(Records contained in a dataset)
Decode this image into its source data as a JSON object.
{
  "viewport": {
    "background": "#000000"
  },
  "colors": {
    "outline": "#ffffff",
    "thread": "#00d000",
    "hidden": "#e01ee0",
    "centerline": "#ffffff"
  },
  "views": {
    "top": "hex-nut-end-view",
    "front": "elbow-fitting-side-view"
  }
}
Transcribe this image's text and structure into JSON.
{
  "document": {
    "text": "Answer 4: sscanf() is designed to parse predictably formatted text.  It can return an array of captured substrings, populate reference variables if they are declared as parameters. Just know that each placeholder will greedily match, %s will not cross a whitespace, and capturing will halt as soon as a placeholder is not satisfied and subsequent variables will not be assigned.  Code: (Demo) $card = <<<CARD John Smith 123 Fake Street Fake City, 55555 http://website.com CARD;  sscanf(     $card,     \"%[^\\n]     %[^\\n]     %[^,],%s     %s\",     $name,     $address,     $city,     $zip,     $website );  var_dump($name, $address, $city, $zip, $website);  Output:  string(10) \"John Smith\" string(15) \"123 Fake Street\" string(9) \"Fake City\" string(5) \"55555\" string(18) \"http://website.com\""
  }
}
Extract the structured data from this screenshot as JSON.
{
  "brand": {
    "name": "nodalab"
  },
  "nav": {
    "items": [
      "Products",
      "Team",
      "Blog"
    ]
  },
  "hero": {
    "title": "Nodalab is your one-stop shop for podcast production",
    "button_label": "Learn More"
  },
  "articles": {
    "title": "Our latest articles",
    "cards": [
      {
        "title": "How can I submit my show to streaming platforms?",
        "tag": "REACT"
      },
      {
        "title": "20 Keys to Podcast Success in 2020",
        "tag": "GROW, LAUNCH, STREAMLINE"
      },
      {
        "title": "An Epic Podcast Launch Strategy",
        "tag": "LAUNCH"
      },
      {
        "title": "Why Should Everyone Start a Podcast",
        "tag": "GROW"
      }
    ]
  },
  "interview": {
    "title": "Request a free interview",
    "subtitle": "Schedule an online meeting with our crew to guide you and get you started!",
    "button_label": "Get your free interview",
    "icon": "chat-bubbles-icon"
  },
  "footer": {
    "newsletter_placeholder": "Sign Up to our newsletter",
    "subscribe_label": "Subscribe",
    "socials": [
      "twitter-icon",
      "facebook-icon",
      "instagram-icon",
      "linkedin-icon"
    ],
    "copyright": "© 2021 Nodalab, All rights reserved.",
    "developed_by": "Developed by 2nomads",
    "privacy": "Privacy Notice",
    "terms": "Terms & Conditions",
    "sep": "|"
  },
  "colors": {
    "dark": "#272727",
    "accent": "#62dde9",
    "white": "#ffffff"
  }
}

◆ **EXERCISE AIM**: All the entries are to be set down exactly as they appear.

◆ **TASK OUTPUT**:
Decode this image into its source data as a JSON object.
{
  "viewport": {
    "background": "#000000"
  },
  "colors": {
    "outline": "#ffffff",
    "thread": "#00d000",
    "hidden": "#e01ee0",
    "centerline": "#ffffff"
  },
  "views": {
    "top": "hex-nut-end-view",
    "front": "elbow-fitting-side-view"
  }
}
Transcribe this image's text and structure into JSON.
{
  "document": {
    "text": "Answer 4: sscanf() is designed to parse predictably formatted text.  It can return an array of captured substrings, populate reference variables if they are declared as parameters. Just know that each placeholder will greedily match, %s will not cross a whitespace, and capturing will halt as soon as a placeholder is not satisfied and subsequent variables will not be assigned.  Code: (Demo) $card = <<<CARD John Smith 123 Fake Street Fake City, 55555 http://website.com CARD;  sscanf(     $card,     \"%[^\\n]     %[^\\n]     %[^,],%s     %s\",     $name,     $address,     $city,     $zip,     $website );  var_dump($name, $address, $city, $zip, $website);  Output:  string(10) \"John Smith\" string(15) \"123 Fake Street\" string(9) \"Fake City\" string(5) \"55555\" string(18) \"http://website.com\""
  }
}
Extract the structured data from this screenshot as JSON.
{
  "brand": {
    "name": "nodalab"
  },
  "nav": {
    "items": [
      "Products",
      "Team",
      "Blog"
    ]
  },
  "hero": {
    "title": "Nodalab is your one-stop shop for podcast production",
    "button_label": "Learn More"
  },
  "articles": {
    "title": "Our latest articles",
    "cards": [
      {
        "title": "How can I submit my show to streaming platforms?",
        "tag": "REACT"
      },
      {
        "title": "20 Keys to Podcast Success in 2020",
        "tag": "GROW, LAUNCH, STREAMLINE"
      },
      {
        "title": "An Epic Podcast Launch Strategy",
        "tag": "LAUNCH"
      },
      {
        "title": "Why Should Everyone Start a Podcast",
        "tag": "GROW"
      }
    ]
  },
  "interview": {
    "title": "Request a free interview",
    "subtitle": "Schedule an online meeting with our crew to guide you and get you started!",
    "button_label": "Get your free interview",
    "icon": "chat-bubbles-icon"
  },
  "footer": {
    "newsletter_placeholder": "Sign Up to our newsletter",
    "subscribe_label": "Subscribe",
    "socials": [
      "twitter-icon",
      "facebook-icon",
      "instagram-icon",
      "linkedin-icon"
    ],
    "copyright": "© 2021 Nodalab, All rights reserved.",
    "developed_by": "Developed by 2nomads",
    "privacy": "Privacy Notice",
    "terms": "Terms & Conditions",
    "sep": "|"
  },
  "colors": {
    "dark": "#272727",
    "accent": "#62dde9",
    "white": "#ffffff"
  }
}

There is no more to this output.